This blog offers a meditation on the Common Lectionary daily readings along with a headline from world news:
New Revised Standard Version, Anglicised (NRSVA)
17 When I saw him, I fell at his feet as though dead. But he placed his right hand on me, saying, ‘Do not be afraid; I am the first and the last, 18 and the living one. I was dead, and see, I am alive for ever and ever; and I have the keys of Death and of Hades. 19 Now write what you have seen, what is, and what is to take place after this. 20 As for the mystery of the seven stars that you saw in my right hand, and the seven golden lampstands: the seven stars are the angels of the seven churches, and the seven lampstands are the seven churches.
The Message to Ephesus
2 ‘To the angel of the church in Ephesus write: These are the words of him who holds the seven stars in his right hand, who walks among the seven golden lampstands:
2 ‘I know your works, your toil and your patient endurance. I know that you cannot tolerate evildoers; you have tested those who claim to be apostles but are not, and have found them to be false. 3 I also know that you are enduring patiently and bearing up for the sake of my name, and that you have not grown weary. 4 But I have this against you, that you have abandoned the love you had at first. 5 Remember then from what you have fallen; repent, and do the works you did at first. If not, I will come to you and remove your lampstand from its place, unless you repent. 6 Yet this is to your credit: you hate the works of the Nicolaitans, which I also hate. 7 Let anyone who has an ear listen to what the Spirit is saying to the churches. To everyone who conquers, I will give permission to eat from the tree of life that is in the paradise of God.
AMOS CHAPTER EIGHT
1 Then the Lord God made me see this sight: there was a 2 basket full of ripe fruit. And he said, Amos what do you see? And I said, A basket full of ripe fruit.
Then the Lord said to me, So are my people Israel .ripe for destruction. I will not relent again.
4 Listen to this, you who trample upon the needy and grind the faces of the poor!
5 You who say, When will the new moon be past, so that we may sell our grain?
When will the Sabbath be over, so that we may offer our corn for sale?
While you make your measure short and your prices high, and cheat with biased scales.
6 And all to possess the poor for silver, and the needy for the price of a pair of shoes,
Selling for grain the sweepings from your floor.
7 The Lord has sworn by the glory of Jacob, Never will I forget what you have done.
I still remember the amazement with which the world looked at the shoe wardrobe of the Imelda Marcos wife of the deposed President of the Philippines. The numbers of pairs of shoes ran into many thousands, all of them high-end stuff. Imagine however the baffled rage of the poor citizens of that country who could see clearly that the value of their lives and the lives of their children was less than that of a pair of smart shoes. In Amos’s time, poor people who could not pay their debts were sold as slaves. The detail picked up by the prophet is instructive: the corruption of the rich people of the world is shown by our casual expenditure; our dainty food, our expensive clothes, our fancy holidays, our taxis. I say “our” because I include myself. Even the poor of Scotland will spend as much on Christmas as would keep a truly poor family alive for six months. Even our charitable giving is touched with the despicable habits of the rich: “Comic Relief” is exposed as investing funds in tobacco, alcohol and arms.
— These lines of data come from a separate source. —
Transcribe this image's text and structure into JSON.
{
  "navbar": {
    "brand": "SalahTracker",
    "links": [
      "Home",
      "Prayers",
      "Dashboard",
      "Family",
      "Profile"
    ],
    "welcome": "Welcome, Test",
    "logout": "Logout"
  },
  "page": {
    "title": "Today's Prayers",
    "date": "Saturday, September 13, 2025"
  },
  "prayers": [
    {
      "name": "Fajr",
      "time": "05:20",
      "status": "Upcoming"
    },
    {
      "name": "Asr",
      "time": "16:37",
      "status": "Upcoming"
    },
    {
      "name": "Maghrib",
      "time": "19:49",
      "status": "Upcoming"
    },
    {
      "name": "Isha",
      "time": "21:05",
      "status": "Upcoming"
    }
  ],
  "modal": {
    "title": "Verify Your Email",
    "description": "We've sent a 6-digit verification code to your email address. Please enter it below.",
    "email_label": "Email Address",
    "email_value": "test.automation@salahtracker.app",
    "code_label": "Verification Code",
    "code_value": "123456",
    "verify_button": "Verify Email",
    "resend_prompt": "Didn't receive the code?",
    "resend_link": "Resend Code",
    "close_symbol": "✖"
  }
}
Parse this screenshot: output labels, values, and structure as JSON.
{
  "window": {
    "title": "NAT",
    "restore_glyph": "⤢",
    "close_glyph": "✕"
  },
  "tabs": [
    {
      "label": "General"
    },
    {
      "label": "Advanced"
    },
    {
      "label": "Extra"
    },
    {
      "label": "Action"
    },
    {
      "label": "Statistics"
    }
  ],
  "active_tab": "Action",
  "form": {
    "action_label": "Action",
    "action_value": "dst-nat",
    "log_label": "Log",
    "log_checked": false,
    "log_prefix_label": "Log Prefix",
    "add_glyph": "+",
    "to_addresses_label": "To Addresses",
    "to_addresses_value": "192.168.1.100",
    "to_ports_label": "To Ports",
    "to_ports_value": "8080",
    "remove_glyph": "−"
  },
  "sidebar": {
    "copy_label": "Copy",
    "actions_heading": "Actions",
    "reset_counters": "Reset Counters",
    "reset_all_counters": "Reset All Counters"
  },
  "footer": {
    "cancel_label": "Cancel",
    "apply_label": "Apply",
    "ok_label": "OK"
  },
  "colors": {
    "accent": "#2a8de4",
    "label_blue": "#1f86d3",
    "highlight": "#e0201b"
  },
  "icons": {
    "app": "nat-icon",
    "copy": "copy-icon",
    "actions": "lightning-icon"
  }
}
These habits which express our disdain for the poor, our flaunting of inequality, are hard sometimes to discern and even harder to cast off. Amos was clear that the causal injustice of rich people would not be overlooked by the God of justice.
In The Revelation the God of rescuing justice allies himself with his suffering worshippers in the Roman Empire. The prophet falls as if dead, but is raised to life by Christ who was himself killed and raised to life, and keeps the keys to the abode of the dead. He tells the prophet to write his message to the seven churches of Asia. The message to the community in Ephesus is startling. Christ confirms that they are doing OK, but complains that they have lost their first love of him. Here the Lord of the universe chides his people for not showing more love. He can do so without injustice because He is revealed as the one who in love for the world has suffered; and who never ceases to be the Lamb. Those who conquer, we shall discover, are those who fight evil passionately and non-violently, and are therefore given what was refused to Adam and Eve: access to the Tree of Life, that is, life forever.
The image of the risen Christ combines reverence and intimacy in a way which preserves the mystery of his presence without distancing him from humanity. Here is One who inhabits eternity yet craves the response of the human heart, as well as the obedience of the human will.